# TASK ITEM
Search the listing below for the string "kişiye", then copy every line it appears in.

---------- PROVIDED ENTRIES ----------

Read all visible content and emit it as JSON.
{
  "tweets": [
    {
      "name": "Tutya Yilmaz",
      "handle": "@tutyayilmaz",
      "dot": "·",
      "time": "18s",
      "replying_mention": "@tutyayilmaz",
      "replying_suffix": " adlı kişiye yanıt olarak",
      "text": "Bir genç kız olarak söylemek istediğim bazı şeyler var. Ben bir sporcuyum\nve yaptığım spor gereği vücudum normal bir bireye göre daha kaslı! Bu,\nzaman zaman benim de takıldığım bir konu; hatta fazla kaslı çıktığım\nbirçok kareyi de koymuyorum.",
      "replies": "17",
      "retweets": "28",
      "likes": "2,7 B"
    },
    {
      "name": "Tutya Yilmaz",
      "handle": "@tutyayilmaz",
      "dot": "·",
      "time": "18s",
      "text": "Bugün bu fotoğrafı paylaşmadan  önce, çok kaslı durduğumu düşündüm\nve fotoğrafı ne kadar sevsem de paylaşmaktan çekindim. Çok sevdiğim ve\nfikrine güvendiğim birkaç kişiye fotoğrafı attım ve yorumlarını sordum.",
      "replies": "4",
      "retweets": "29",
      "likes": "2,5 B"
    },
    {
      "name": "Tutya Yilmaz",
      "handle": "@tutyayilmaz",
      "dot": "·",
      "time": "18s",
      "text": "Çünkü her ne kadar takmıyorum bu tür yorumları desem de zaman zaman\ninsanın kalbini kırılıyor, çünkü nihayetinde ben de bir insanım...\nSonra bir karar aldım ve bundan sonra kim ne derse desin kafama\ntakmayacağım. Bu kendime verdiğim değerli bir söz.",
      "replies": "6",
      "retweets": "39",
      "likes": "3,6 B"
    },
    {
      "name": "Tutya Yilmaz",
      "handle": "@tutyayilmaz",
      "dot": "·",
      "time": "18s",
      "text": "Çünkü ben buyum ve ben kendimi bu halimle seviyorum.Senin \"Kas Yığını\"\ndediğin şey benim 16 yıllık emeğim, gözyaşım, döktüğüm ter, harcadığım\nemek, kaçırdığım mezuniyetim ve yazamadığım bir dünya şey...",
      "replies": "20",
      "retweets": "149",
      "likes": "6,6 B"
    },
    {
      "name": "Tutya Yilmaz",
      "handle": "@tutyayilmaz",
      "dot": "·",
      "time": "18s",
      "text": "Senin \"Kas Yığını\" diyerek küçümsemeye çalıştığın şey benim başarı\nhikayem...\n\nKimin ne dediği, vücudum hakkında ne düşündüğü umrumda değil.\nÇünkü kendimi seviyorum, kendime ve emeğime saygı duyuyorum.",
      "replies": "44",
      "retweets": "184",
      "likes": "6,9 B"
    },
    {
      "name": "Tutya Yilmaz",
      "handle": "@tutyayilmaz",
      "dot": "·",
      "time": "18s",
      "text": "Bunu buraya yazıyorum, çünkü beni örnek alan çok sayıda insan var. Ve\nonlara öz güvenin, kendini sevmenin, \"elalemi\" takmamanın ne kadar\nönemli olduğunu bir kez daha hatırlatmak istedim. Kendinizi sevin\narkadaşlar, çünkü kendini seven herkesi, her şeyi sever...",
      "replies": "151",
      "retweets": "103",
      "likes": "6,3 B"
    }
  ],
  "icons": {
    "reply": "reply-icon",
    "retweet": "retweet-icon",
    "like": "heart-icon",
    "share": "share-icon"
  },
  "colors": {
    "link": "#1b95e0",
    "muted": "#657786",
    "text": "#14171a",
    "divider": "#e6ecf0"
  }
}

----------

# TASK ANSWER
      "replying_suffix": " adlı kişiye yanıt olarak",
      "text": "Bugün bu fotoğrafı paylaşmadan  önce, çok kaslı durduğumu düşündüm\nve fotoğrafı ne kadar sevsem de paylaşmaktan çekindim. Çok sevdiğim ve\nfikrine güvendiğim birkaç kişiye fotoğrafı attım ve yorumlarını sordum.",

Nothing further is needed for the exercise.